That article got me thinking. Should the traditional resume (regardless of its form) be scrapped during the hiring process? Should they follow the way of the fax machine and the faxing of resumes? The days of showing up in the morning and having a pile of faxed resumes waiting for your morning coffee are gone. That machine has been replaced by a potted plant, and you no longer have to check behind the cabinet for wayward pieces of paper.
Many articles are stating that social networking and social media seem to be replacing the resume. Let’s face it, most of our LinkedIn profiles read like our resume, with the added benefit of recommendations and endorsements appearing directly on our profile page.
In addition, in today’s “lean and mean” corporate culture, there is a real emphasis on “cultural fit” and intangible (or soft) skills. It is difficult (at best) to identify those through the traditional resume. This is why many recruiters and hiring managers look for a candidate’s YouTube presence or follow their Twitter feeds or search for them through other social media venues where they can get a feel for judgment, personality and communication skills.
Many companies, especially those in high-tech or creative fields, no longer accept paper resumes. They follow candidates’ Twitter, look at their LinkedIn profile, Facebook page and YouTube account.

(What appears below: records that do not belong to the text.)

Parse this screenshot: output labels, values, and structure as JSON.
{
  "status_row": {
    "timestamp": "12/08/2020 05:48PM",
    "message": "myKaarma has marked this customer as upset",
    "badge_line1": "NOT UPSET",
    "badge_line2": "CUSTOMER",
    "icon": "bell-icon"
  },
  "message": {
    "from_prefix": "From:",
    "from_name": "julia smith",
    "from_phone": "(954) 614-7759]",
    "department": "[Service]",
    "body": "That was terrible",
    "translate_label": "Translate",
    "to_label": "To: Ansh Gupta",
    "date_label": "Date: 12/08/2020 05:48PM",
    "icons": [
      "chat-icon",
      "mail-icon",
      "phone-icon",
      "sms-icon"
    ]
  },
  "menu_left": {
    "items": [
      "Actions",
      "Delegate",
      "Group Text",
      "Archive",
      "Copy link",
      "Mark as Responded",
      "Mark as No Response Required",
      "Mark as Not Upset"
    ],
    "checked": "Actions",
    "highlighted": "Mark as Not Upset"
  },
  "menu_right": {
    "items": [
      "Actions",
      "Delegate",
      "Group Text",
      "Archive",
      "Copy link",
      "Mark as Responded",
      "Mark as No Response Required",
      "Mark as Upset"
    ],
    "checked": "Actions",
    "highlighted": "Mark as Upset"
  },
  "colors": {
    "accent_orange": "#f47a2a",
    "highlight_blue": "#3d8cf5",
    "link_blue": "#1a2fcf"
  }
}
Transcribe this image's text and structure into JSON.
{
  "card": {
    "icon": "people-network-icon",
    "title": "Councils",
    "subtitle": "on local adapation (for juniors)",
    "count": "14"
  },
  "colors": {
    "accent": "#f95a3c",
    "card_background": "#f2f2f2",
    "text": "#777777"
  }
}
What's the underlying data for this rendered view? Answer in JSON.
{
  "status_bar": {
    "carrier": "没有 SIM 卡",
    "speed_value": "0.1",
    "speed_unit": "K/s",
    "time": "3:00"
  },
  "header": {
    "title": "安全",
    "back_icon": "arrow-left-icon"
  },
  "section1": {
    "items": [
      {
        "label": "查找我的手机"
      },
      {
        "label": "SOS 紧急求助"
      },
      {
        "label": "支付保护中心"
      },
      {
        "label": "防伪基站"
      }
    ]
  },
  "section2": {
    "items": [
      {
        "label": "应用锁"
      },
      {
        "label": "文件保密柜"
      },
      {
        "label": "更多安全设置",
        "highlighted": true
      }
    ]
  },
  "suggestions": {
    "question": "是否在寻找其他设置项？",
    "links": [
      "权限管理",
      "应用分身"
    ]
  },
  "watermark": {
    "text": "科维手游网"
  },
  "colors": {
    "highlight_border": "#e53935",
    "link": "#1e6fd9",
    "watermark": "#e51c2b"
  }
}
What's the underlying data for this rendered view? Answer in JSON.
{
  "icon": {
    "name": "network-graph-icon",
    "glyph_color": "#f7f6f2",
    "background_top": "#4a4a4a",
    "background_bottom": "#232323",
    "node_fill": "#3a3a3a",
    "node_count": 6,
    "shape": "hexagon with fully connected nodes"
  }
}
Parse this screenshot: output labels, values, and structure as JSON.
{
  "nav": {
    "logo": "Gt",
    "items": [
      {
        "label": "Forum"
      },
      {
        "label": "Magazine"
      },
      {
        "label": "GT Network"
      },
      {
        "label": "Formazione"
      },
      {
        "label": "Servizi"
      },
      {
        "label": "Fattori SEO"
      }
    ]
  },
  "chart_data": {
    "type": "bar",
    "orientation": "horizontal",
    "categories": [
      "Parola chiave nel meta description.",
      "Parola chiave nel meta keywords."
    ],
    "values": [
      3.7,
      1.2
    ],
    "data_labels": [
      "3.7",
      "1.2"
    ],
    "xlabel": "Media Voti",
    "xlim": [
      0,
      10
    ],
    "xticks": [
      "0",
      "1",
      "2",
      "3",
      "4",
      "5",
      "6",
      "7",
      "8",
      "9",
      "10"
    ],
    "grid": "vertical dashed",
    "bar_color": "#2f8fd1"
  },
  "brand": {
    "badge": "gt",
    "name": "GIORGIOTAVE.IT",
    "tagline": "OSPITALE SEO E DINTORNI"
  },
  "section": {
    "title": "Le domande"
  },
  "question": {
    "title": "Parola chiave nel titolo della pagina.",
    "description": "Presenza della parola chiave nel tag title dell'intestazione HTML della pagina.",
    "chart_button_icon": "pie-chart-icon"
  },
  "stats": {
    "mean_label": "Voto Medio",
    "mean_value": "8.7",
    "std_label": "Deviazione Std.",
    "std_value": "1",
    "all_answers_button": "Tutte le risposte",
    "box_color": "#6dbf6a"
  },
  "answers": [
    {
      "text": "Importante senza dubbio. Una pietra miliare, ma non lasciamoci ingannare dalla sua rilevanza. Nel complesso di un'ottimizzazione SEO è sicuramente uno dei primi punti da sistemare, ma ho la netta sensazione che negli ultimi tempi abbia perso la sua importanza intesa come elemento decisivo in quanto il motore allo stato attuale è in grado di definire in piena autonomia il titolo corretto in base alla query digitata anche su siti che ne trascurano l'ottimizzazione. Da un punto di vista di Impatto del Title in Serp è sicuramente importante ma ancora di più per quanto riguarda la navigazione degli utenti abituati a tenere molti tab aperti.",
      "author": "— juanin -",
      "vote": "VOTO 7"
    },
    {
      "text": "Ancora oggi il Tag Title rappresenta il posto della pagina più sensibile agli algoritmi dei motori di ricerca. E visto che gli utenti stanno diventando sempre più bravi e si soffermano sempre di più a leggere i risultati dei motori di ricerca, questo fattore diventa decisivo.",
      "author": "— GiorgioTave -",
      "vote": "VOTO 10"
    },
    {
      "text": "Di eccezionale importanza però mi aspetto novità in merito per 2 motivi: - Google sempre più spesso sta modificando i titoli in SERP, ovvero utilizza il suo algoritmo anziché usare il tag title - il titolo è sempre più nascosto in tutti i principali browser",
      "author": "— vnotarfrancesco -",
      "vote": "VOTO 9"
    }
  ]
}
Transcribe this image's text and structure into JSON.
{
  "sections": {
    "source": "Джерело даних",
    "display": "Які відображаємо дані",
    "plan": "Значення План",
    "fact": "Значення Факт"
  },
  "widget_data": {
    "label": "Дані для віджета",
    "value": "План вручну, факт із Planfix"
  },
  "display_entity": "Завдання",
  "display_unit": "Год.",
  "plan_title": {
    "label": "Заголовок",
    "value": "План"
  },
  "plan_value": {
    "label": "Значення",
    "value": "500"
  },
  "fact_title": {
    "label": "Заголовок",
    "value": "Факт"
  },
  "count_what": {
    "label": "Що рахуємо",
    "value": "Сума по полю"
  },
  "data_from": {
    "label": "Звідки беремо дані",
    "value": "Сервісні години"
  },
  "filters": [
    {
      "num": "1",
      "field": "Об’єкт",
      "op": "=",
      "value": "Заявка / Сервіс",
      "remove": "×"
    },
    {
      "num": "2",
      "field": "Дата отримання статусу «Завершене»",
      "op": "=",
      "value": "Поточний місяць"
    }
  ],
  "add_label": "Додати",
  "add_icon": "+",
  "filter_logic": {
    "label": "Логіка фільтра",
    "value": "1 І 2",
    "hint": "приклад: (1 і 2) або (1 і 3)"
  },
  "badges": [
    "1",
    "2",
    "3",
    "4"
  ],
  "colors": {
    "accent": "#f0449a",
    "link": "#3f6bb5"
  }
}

So, here is the real question…should you accept resumes? Whereas, social media should be a part of your entire recruiting process, there are some reasons to continue accepting resumes. They are:
1) They work. Resumes tell the recruiter/hiring manager where the candidate has been, what they have done and what makes them special. They open the door for the interview. If they did not work as a format, why has LinkedIn emulated them?
2) They provide insight. Even the best designed application or position-interest form cannot give insight into the applicants’ personalities, organizational skills, line of thinking or ability to prioritize. In addition, due to privacy settings, that information may not be easily accessible via social media (if the candidate is savvy).
3) Social media has not fully saturated the job market. Yes, there are millions of people (worldwide) with LinkedIn profiles, but only 42% of them update them regularly. Twenty percent have completely outdated profiles. So, if you simply depend on LinkedIn and social media, you will not get the full pictures of a candidate’s history, accomplishments and achievements.
Resumes do have a place in today’s job market. Privacy settings and decisions that candidates make about their use of each social media channel can skew your viewpoint of their capabilities. A great resume that tells the candidate’s story in a meaningful and succinct way is important. It is the ultimate “get to know you” document for the information that is needed for the job. In many cases, knowing that the candidate spent their Saturday night at their neighbor’s luau party (and seeing the pictures) is irrelevant.
NOTE: A full-color, downloadable PDF is available.